Sooner Theatre already doubled the amount of classes it offers for people with special needs and continued training more instructors on how to better work with them. The theater is also working with several local organizations on a pilot program for children who have undergone trauma.
- OKC Metro Alliance hosted a beam signing for Women’s Firstep’s new kitchen and dining room being built with funds from the Impact Oklahoma grant.
“Two troupes of students are going to be doing theater activities and improv games and all kinds of things to help them work through their trauma. It’s called Trauma Drama, and we’re so very excited about that,” Coggins said. “That’s a program that we were able to help launch because we had the money in our budget that we didn’t before.”
The ability to buy lighting and sound equipment relieved so much pressure from its budgets that the theater has also been able to provide more scholarships at larger amounts to students who otherwise wouldn’t be able to participate in performing arts.
“We did that to the tune of about $42,000 dollars,” Coggins said. “Those are things that we know are critical. Those are the things that we know are making an impact and changing lives in the community for a long amount of time. It’s helping kids find their way and find their voice that didn’t have that opportunity. … The $100,000 Impact Oklahoma investment is going to equal about a million-dollar impact in our organization and on the lives that we can change over the next 20 or so years — the lifespan of lights and sound. It’s phenomenal. It’s life-changing.”
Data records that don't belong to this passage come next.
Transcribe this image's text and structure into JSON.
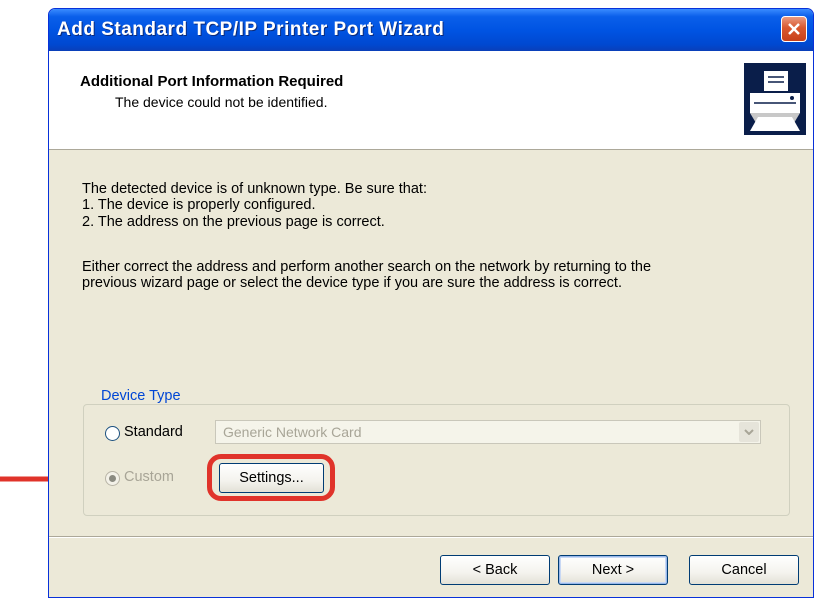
{
  "window": {
    "title": "Add Standard TCP/IP Printer Port Wizard",
    "close_glyph": "✕"
  },
  "header": {
    "title": "Additional Port Information Required",
    "subtitle": "The device could not be identified.",
    "icon": "printer-icon"
  },
  "body": {
    "line1": "The detected device is of unknown type.  Be sure that:",
    "line2": "1.  The device is properly configured.",
    "line3": "2.  The address on the previous page is correct.",
    "para2_line1": "Either correct the address and perform another search on the network by returning to the",
    "para2_line2": "previous wizard page or select the device type if you are sure the address is correct."
  },
  "device_type": {
    "label": "Device Type",
    "standard_label": "Standard",
    "standard_value": "Generic Network Card",
    "custom_label": "Custom",
    "settings_label": "Settings..."
  },
  "footer": {
    "back_label": "< Back",
    "next_label": "Next >",
    "cancel_label": "Cancel"
  },
  "colors": {
    "titlebar": "#0054E3",
    "face": "#ECE9D8",
    "highlight": "#E0332A",
    "group_label": "#0046D5"
  }
}
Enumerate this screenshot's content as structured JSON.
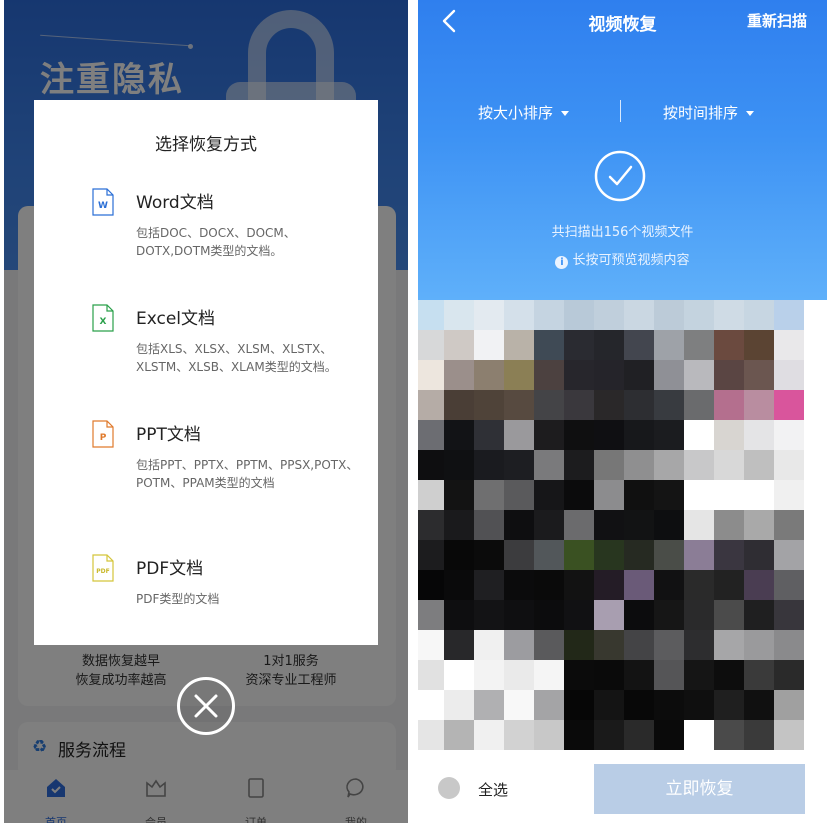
{
  "left": {
    "banner_title": "注重隐私",
    "info_left": [
      "数据恢复越早",
      "恢复成功率越高"
    ],
    "info_right": [
      "1对1服务",
      "资深专业工程师"
    ],
    "flow_title": "服务流程",
    "tabs": [
      {
        "label": "首页",
        "icon": "home-icon",
        "active": true
      },
      {
        "label": "会员",
        "icon": "crown-icon",
        "active": false
      },
      {
        "label": "订单",
        "icon": "order-icon",
        "active": false
      },
      {
        "label": "我的",
        "icon": "chat-icon",
        "active": false
      }
    ],
    "modal": {
      "title": "选择恢复方式",
      "options": [
        {
          "name": "Word文档",
          "desc": "包括DOC、DOCX、DOCM、DOTX,DOTM类型的文档。",
          "icon_letter": "W",
          "color": "#2b6fd6"
        },
        {
          "name": "Excel文档",
          "desc": "包括XLS、XLSX、XLSM、XLSTX、XLSTM、XLSB、XLAM类型的文档。",
          "icon_letter": "X",
          "color": "#2aa04a"
        },
        {
          "name": "PPT文档",
          "desc": "包括PPT、PPTX、PPTM、PPSX,POTX、POTM、PPAM类型的文档",
          "icon_letter": "P",
          "color": "#e07a2c"
        },
        {
          "name": "PDF文档",
          "desc": "PDF类型的文档",
          "icon_letter": "PDF",
          "color": "#d4c53a"
        }
      ]
    }
  },
  "right": {
    "title": "视频恢复",
    "rescan": "重新扫描",
    "sort_size": "按大小排序",
    "sort_time": "按时间排序",
    "scan_result": "共扫描出156个视频文件",
    "hint": "长按可预览视频内容",
    "select_all": "全选",
    "recover_button": "立即恢复"
  },
  "colors": {
    "accent_blue": "#2f7fee",
    "recover_disabled": "#b9cde6"
  },
  "mosaic": [
    "#c6dff0",
    "#d9e6ee",
    "#e3eaf0",
    "#d4e0ea",
    "#c5d4e1",
    "#b8c9d8",
    "#c0cfdc",
    "#cad7e2",
    "#bccbd8",
    "#c4d3df",
    "#cfdbe5",
    "#c7d6e2",
    "#b9d0ea",
    "#d7d8d9",
    "#cfc9c5",
    "#f1f2f4",
    "#b9b2a8",
    "#3f4a55",
    "#2a2b31",
    "#25262b",
    "#43464f",
    "#9ea2a8",
    "#7e7f80",
    "#6b4a3f",
    "#5b4433",
    "#e9e8ea",
    "#ede6de",
    "#9b8f8b",
    "#8c7f6f",
    "#8b7f55",
    "#4c4140",
    "#27262c",
    "#25242a",
    "#202024",
    "#8f9096",
    "#b9b9bd",
    "#5a4543",
    "#6b5650",
    "#dfdde2",
    "#b5aca6",
    "#4a3e36",
    "#4f4339",
    "#574a40",
    "#444447",
    "#3a383d",
    "#2a2829",
    "#2d2e32",
    "#383b40",
    "#6a6b6d",
    "#b46f8e",
    "#b98da0",
    "#d9559c",
    "#6c6d72",
    "#121316",
    "#2f3036",
    "#9a999c",
    "#1d1c1e",
    "#0f0f10",
    "#0f0f12",
    "#17181b",
    "#1b1c1f",
    "#ffffff",
    "#d8d5d1",
    "#e4e4e6",
    "#f2f2f3",
    "#0e0e10",
    "#0f1012",
    "#1a1b1f",
    "#1d1e22",
    "#7a7a7c",
    "#1c1c1e",
    "#777777",
    "#8f8f90",
    "#a7a7a8",
    "#c8c8c9",
    "#d8d8d8",
    "#bfbfbf",
    "#e8e8e8",
    "#cfcfcf",
    "#131313",
    "#6f6f70",
    "#5a5a5c",
    "#161618",
    "#0b0b0c",
    "#8c8c8e",
    "#101010",
    "#141414",
    "#ffffff",
    "#ffffff",
    "#ffffff",
    "#f0f0f0",
    "#2c2c2e",
    "#1a1a1c",
    "#515154",
    "#0e0e10",
    "#1b1b1d",
    "#6b6b6d",
    "#111113",
    "#121314",
    "#0d0e10",
    "#e5e5e5",
    "#8c8c8c",
    "#a9a9a9",
    "#7a7a7a",
    "#1c1c1e",
    "#080808",
    "#0b0b0b",
    "#3c3c3e",
    "#52575a",
    "#3a5122",
    "#28361f",
    "#262a22",
    "#4a4d48",
    "#8b7d96",
    "#3a3640",
    "#2f2d33",
    "#a3a3a6",
    "#060607",
    "#0a0a0b",
    "#1f1f22",
    "#0b0b0c",
    "#0a0a0a",
    "#121212",
    "#241c26",
    "#6a5a78",
    "#111112",
    "#2a2a2a",
    "#222222",
    "#4a3d52",
    "#5f5f62",
    "#7d7d7f",
    "#0e0e10",
    "#131315",
    "#0f0f11",
    "#0c0c0d",
    "#111113",
    "#a89eb0",
    "#0c0c0d",
    "#161616",
    "#2a2a2b",
    "#4b4b4b",
    "#1f1f20",
    "#38363c",
    "#f7f7f7",
    "#28282a",
    "#f0f0f0",
    "#9c9ca0",
    "#5a5a5c",
    "#222818",
    "#38382f",
    "#444446",
    "#5c5c5e",
    "#2d2d2f",
    "#a6a6a8",
    "#9a9a9c",
    "#8a8a8c",
    "#e1e1e1",
    "#ffffff",
    "#f3f3f3",
    "#eaeaea",
    "#f5f5f5",
    "#0b0b0b",
    "#0a0a0a",
    "#131313",
    "#555557",
    "#151515",
    "#0d0d0d",
    "#3a3a3a",
    "#2a2a2a",
    "#ffffff",
    "#ececec",
    "#b0b0b2",
    "#f8f8f8",
    "#a4a4a6",
    "#060606",
    "#141414",
    "#080808",
    "#0c0c0c",
    "#0f0f0f",
    "#1f1f1f",
    "#101010",
    "#a0a0a0",
    "#e5e5e5",
    "#b4b4b4",
    "#f0f0f0",
    "#d2d2d2",
    "#c8c8c8",
    "#0a0a0a",
    "#1a1a1a",
    "#2a2a2a",
    "#0a0a0a",
    "#ffffff",
    "#4a4a4a",
    "#3a3a3a",
    "#c4c4c4"
  ]
}
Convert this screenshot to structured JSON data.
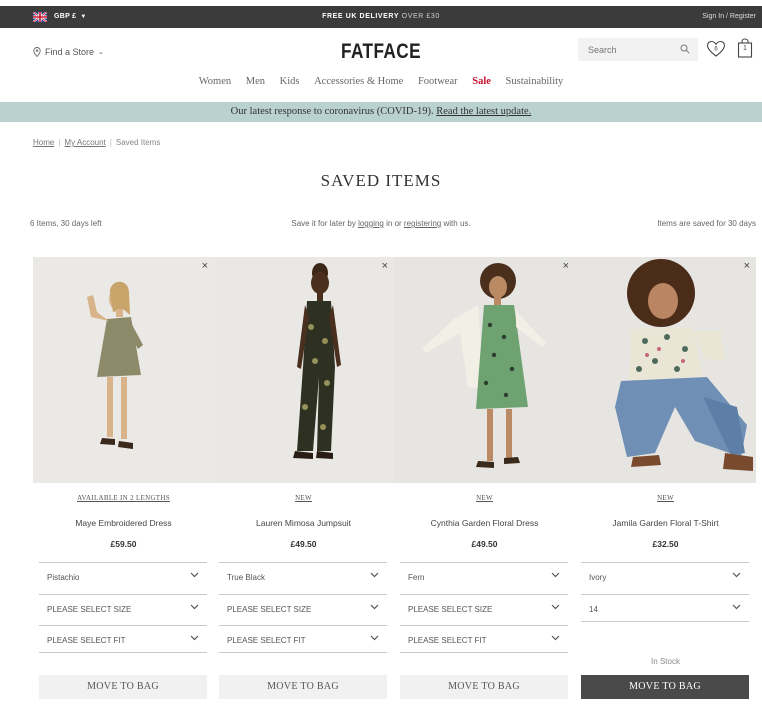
{
  "topbar": {
    "currency": "GBP £",
    "promo_bold": "FREE UK DELIVERY",
    "promo_rest": " OVER £30",
    "signin": "Sign In / Register"
  },
  "header": {
    "store_label": "Find a Store",
    "logo": "FATFACE",
    "search_placeholder": "Search",
    "bag_count": "1"
  },
  "nav": {
    "items": [
      "Women",
      "Men",
      "Kids",
      "Accessories & Home",
      "Footwear",
      "Sale",
      "Sustainability"
    ]
  },
  "covid": {
    "text": "Our latest response to coronavirus (COVID-19). ",
    "link": "Read the latest update."
  },
  "breadcrumb": {
    "home": "Home",
    "account": "My Account",
    "current": "Saved Items"
  },
  "page": {
    "title": "SAVED ITEMS",
    "count_text": "6 Items, 30 days left",
    "save_prefix": "Save it for later by ",
    "logging": "logging",
    "save_mid": " in or ",
    "registering": "registering",
    "save_suffix": " with us.",
    "saved_days": "Items are saved for 30 days"
  },
  "products": [
    {
      "badge": "AVAILABLE IN 2 LENGTHS",
      "name": "Maye Embroidered Dress",
      "price": "£59.50",
      "colour": "Pistachio",
      "size": "PLEASE SELECT SIZE",
      "fit": "PLEASE SELECT FIT",
      "button": "MOVE TO BAG"
    },
    {
      "badge": "NEW",
      "name": "Lauren Mimosa Jumpsuit",
      "price": "£49.50",
      "colour": "True Black",
      "size": "PLEASE SELECT SIZE",
      "fit": "PLEASE SELECT FIT",
      "button": "MOVE TO BAG"
    },
    {
      "badge": "NEW",
      "name": "Cynthia Garden Floral Dress",
      "price": "£49.50",
      "colour": "Fern",
      "size": "PLEASE SELECT SIZE",
      "fit": "PLEASE SELECT FIT",
      "button": "MOVE TO BAG"
    },
    {
      "badge": "NEW",
      "name": "Jamila Garden Floral T-Shirt",
      "price": "£32.50",
      "colour": "Ivory",
      "size": "14",
      "stock": "In Stock",
      "button": "MOVE TO BAG"
    }
  ],
  "icons": {
    "close": "×"
  },
  "colors": {
    "sale": "#c8102e",
    "banner": "#b9d1cf",
    "topbar": "#3b3b3b",
    "button_active": "#4a4a4a"
  }
}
Grant applications are split into five focus areas: community, culture, education, health and wellness and healthy families. Sooner Theatre is the first organization to receive a top grant in the culture focus area.
“I think that says a lot for not just the programs that we do, but for the women who are part of Impact Oklahoma, who know the impact of what the arts has on a community and the arts can have on an individual,” Coggins said. “We are incredibly grateful that they recognize the power of the arts and we could not be more elated.”
Local impactOklahoma Impact pools membership fees and donations into a grant fund that allows it to provide sizable grants to various organizations annually. The grant process begins in autumn and culminates around April with the group’s annual meeting, where finalists make presentations and women vote.
The group hosts a membership mixer 5:30 p.m. Tuesday at Social Capital, 517 S. Hudson Ave., for current or former members or anyone who wants to learn more about the organization.
Impact Oklahoma also hosts Circles of Impact 7 p.m. Oct. 26. It is an event to celebrate and benefit the organization’s mission. It features shopping, dinner, drinks, a short program and recognition of Shannon Presti as the 2019 Woman of Influence.